Your task:
Identify all lines below that hold "from" and collect them.

────────────────────────────────────────

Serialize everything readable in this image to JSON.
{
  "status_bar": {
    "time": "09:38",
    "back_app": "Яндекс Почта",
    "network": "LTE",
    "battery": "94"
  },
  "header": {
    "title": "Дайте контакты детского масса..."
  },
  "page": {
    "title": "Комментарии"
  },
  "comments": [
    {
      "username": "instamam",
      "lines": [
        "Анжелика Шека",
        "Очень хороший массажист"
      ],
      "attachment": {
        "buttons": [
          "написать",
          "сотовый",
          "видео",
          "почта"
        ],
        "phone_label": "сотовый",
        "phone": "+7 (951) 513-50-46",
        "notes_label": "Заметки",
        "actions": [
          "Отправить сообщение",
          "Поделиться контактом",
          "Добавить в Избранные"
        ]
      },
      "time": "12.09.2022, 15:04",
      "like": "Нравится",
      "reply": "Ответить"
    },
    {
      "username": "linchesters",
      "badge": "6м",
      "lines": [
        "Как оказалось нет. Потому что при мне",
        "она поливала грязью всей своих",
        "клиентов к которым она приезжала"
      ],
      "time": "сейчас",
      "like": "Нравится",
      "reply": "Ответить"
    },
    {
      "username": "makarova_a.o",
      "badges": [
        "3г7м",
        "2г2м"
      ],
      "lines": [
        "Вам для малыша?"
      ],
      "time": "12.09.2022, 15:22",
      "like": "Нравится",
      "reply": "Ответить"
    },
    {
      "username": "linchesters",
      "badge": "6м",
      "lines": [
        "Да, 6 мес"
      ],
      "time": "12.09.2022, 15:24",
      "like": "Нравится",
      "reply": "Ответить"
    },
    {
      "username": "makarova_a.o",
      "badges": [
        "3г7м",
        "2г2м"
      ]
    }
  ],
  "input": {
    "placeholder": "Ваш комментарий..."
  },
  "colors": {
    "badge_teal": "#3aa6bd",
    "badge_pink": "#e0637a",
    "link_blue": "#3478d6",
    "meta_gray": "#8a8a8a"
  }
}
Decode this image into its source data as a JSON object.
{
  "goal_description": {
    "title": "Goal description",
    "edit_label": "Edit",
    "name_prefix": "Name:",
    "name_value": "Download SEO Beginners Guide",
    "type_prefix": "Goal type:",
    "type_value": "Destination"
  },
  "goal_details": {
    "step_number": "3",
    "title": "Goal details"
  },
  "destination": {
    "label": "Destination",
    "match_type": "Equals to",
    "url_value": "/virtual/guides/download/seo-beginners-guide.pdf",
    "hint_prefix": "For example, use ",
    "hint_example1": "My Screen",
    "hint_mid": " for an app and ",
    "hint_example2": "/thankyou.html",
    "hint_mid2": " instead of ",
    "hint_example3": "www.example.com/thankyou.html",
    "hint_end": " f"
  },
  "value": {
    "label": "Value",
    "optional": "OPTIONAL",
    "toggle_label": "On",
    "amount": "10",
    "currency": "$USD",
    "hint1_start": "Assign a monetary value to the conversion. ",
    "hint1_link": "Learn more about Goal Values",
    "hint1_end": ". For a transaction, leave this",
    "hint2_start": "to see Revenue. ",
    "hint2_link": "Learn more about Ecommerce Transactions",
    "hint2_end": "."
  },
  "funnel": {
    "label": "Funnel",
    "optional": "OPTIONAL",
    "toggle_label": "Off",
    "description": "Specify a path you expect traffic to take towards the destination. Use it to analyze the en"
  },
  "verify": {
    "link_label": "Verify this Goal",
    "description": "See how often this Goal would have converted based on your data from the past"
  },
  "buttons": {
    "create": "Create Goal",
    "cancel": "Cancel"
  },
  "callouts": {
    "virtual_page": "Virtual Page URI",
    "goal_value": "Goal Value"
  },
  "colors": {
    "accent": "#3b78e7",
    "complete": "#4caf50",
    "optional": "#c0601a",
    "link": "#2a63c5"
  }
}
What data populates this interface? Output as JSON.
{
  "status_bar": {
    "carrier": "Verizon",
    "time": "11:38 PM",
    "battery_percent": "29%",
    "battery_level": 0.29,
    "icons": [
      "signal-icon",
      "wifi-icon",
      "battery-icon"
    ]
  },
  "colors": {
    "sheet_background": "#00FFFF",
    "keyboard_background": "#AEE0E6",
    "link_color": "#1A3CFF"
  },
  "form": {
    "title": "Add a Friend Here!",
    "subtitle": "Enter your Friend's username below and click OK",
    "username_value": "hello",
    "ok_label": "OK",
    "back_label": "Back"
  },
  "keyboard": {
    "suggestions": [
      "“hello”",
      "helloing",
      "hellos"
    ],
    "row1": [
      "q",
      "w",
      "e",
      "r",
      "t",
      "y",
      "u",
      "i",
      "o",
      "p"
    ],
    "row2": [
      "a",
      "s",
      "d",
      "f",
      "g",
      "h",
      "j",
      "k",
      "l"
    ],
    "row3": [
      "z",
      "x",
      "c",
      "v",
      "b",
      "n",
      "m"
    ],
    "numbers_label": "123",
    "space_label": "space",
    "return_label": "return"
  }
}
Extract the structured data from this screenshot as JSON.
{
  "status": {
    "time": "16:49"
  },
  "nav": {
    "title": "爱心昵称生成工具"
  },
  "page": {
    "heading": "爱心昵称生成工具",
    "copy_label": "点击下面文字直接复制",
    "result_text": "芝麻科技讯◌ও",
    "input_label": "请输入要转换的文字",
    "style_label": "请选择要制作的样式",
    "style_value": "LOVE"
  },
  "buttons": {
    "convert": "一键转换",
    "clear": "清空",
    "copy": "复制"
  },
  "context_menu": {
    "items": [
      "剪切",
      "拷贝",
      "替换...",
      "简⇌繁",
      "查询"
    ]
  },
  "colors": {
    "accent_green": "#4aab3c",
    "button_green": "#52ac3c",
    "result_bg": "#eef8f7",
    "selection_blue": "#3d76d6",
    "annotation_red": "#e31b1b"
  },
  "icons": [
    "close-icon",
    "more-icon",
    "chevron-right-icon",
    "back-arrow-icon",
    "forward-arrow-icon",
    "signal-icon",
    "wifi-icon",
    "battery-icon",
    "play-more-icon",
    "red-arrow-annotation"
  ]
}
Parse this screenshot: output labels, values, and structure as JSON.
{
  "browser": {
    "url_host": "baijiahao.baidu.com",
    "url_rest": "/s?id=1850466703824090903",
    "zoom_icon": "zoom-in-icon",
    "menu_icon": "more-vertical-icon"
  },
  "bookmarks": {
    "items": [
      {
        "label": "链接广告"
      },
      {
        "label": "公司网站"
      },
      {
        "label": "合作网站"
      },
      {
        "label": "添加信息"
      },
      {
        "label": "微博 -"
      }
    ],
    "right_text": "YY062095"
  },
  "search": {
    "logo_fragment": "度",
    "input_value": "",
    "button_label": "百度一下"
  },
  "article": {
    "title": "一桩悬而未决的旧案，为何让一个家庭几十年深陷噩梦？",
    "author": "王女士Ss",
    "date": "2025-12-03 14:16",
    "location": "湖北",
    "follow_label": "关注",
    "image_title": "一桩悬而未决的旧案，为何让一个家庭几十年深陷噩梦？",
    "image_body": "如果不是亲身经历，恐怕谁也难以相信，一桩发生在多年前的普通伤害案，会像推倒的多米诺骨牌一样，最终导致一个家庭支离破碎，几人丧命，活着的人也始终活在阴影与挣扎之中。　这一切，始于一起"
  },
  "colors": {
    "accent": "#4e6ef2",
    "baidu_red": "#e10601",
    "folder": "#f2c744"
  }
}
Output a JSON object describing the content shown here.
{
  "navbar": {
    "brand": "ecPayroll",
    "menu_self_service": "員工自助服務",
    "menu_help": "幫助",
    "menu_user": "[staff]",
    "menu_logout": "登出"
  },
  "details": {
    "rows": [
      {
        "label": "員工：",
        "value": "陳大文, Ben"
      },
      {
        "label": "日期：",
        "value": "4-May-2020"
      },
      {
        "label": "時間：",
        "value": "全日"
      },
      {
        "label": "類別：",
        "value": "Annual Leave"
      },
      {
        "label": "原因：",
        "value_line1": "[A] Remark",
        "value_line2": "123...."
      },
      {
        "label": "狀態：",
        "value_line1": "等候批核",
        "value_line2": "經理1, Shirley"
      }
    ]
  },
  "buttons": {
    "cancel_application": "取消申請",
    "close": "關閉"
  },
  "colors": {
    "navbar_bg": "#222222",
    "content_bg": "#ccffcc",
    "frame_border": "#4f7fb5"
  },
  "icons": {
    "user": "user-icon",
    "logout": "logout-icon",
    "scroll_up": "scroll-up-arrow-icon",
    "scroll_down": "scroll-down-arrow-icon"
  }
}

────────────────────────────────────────

Exercise output:
    "description": "See how often this Goal would have converted based on your data from the past"
Extract the structured data from this screenshot as JSON.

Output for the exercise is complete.